What the exercise asks – Would you copy every record exactly as it stands and drop the pictures?

Interface dataset entries:
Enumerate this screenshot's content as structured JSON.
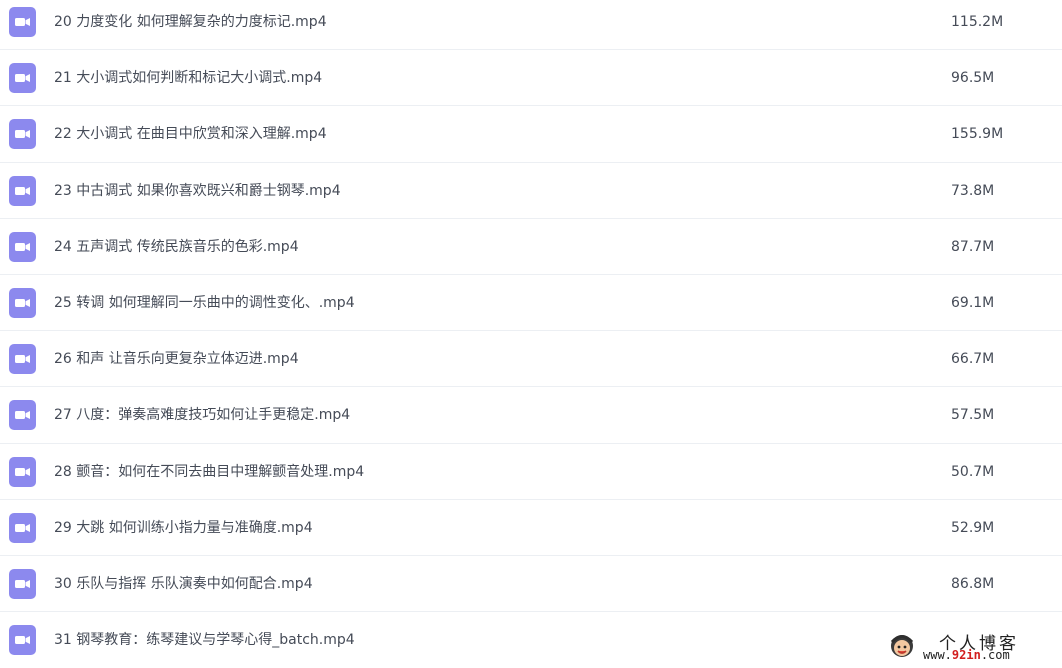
{
  "files": [
    {
      "name": "20 力度变化 如何理解复杂的力度标记.mp4",
      "size": "115.2M",
      "icon": "video-file-icon"
    },
    {
      "name": "21 大小调式如何判断和标记大小调式.mp4",
      "size": "96.5M",
      "icon": "video-file-icon"
    },
    {
      "name": "22 大小调式 在曲目中欣赏和深入理解.mp4",
      "size": "155.9M",
      "icon": "video-file-icon"
    },
    {
      "name": "23 中古调式 如果你喜欢既兴和爵士钢琴.mp4",
      "size": "73.8M",
      "icon": "video-file-icon"
    },
    {
      "name": "24 五声调式 传统民族音乐的色彩.mp4",
      "size": "87.7M",
      "icon": "video-file-icon"
    },
    {
      "name": "25 转调 如何理解同一乐曲中的调性变化、.mp4",
      "size": "69.1M",
      "icon": "video-file-icon"
    },
    {
      "name": "26 和声 让音乐向更复杂立体迈进.mp4",
      "size": "66.7M",
      "icon": "video-file-icon"
    },
    {
      "name": "27 八度：弹奏高难度技巧如何让手更稳定.mp4",
      "size": "57.5M",
      "icon": "video-file-icon"
    },
    {
      "name": "28 颤音：如何在不同去曲目中理解颤音处理.mp4",
      "size": "50.7M",
      "icon": "video-file-icon"
    },
    {
      "name": "29 大跳 如何训练小指力量与准确度.mp4",
      "size": "52.9M",
      "icon": "video-file-icon"
    },
    {
      "name": "30 乐队与指挥 乐队演奏中如何配合.mp4",
      "size": "86.8M",
      "icon": "video-file-icon"
    },
    {
      "name": "31 钢琴教育：练琴建议与学琴心得_batch.mp4",
      "size": "",
      "icon": "video-file-icon"
    }
  ],
  "watermark": {
    "title": "个人博客",
    "url_prefix": "www.",
    "url_accent": "92in",
    "url_suffix": ".com"
  },
  "colors": {
    "icon_bg": "#8c89ee",
    "text": "#454b57",
    "row_divider": "#eceff3",
    "watermark_accent": "#d21f1f"
  }
}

Solved exercise –
Enumerate this screenshot's content as structured JSON.
{
  "files": [
    {
      "name": "20 力度变化 如何理解复杂的力度标记.mp4",
      "size": "115.2M",
      "icon": "video-file-icon"
    },
    {
      "name": "21 大小调式如何判断和标记大小调式.mp4",
      "size": "96.5M",
      "icon": "video-file-icon"
    },
    {
      "name": "22 大小调式 在曲目中欣赏和深入理解.mp4",
      "size": "155.9M",
      "icon": "video-file-icon"
    },
    {
      "name": "23 中古调式 如果你喜欢既兴和爵士钢琴.mp4",
      "size": "73.8M",
      "icon": "video-file-icon"
    },
    {
      "name": "24 五声调式 传统民族音乐的色彩.mp4",
      "size": "87.7M",
      "icon": "video-file-icon"
    },
    {
      "name": "25 转调 如何理解同一乐曲中的调性变化、.mp4",
      "size": "69.1M",
      "icon": "video-file-icon"
    },
    {
      "name": "26 和声 让音乐向更复杂立体迈进.mp4",
      "size": "66.7M",
      "icon": "video-file-icon"
    },
    {
      "name": "27 八度：弹奏高难度技巧如何让手更稳定.mp4",
      "size": "57.5M",
      "icon": "video-file-icon"
    },
    {
      "name": "28 颤音：如何在不同去曲目中理解颤音处理.mp4",
      "size": "50.7M",
      "icon": "video-file-icon"
    },
    {
      "name": "29 大跳 如何训练小指力量与准确度.mp4",
      "size": "52.9M",
      "icon": "video-file-icon"
    },
    {
      "name": "30 乐队与指挥 乐队演奏中如何配合.mp4",
      "size": "86.8M",
      "icon": "video-file-icon"
    },
    {
      "name": "31 钢琴教育：练琴建议与学琴心得_batch.mp4",
      "size": "",
      "icon": "video-file-icon"
    }
  ],
  "watermark": {
    "title": "个人博客",
    "url_prefix": "www.",
    "url_accent": "92in",
    "url_suffix": ".com"
  },
  "colors": {
    "icon_bg": "#8c89ee",
    "text": "#454b57",
    "row_divider": "#eceff3",
    "watermark_accent": "#d21f1f"
  }
}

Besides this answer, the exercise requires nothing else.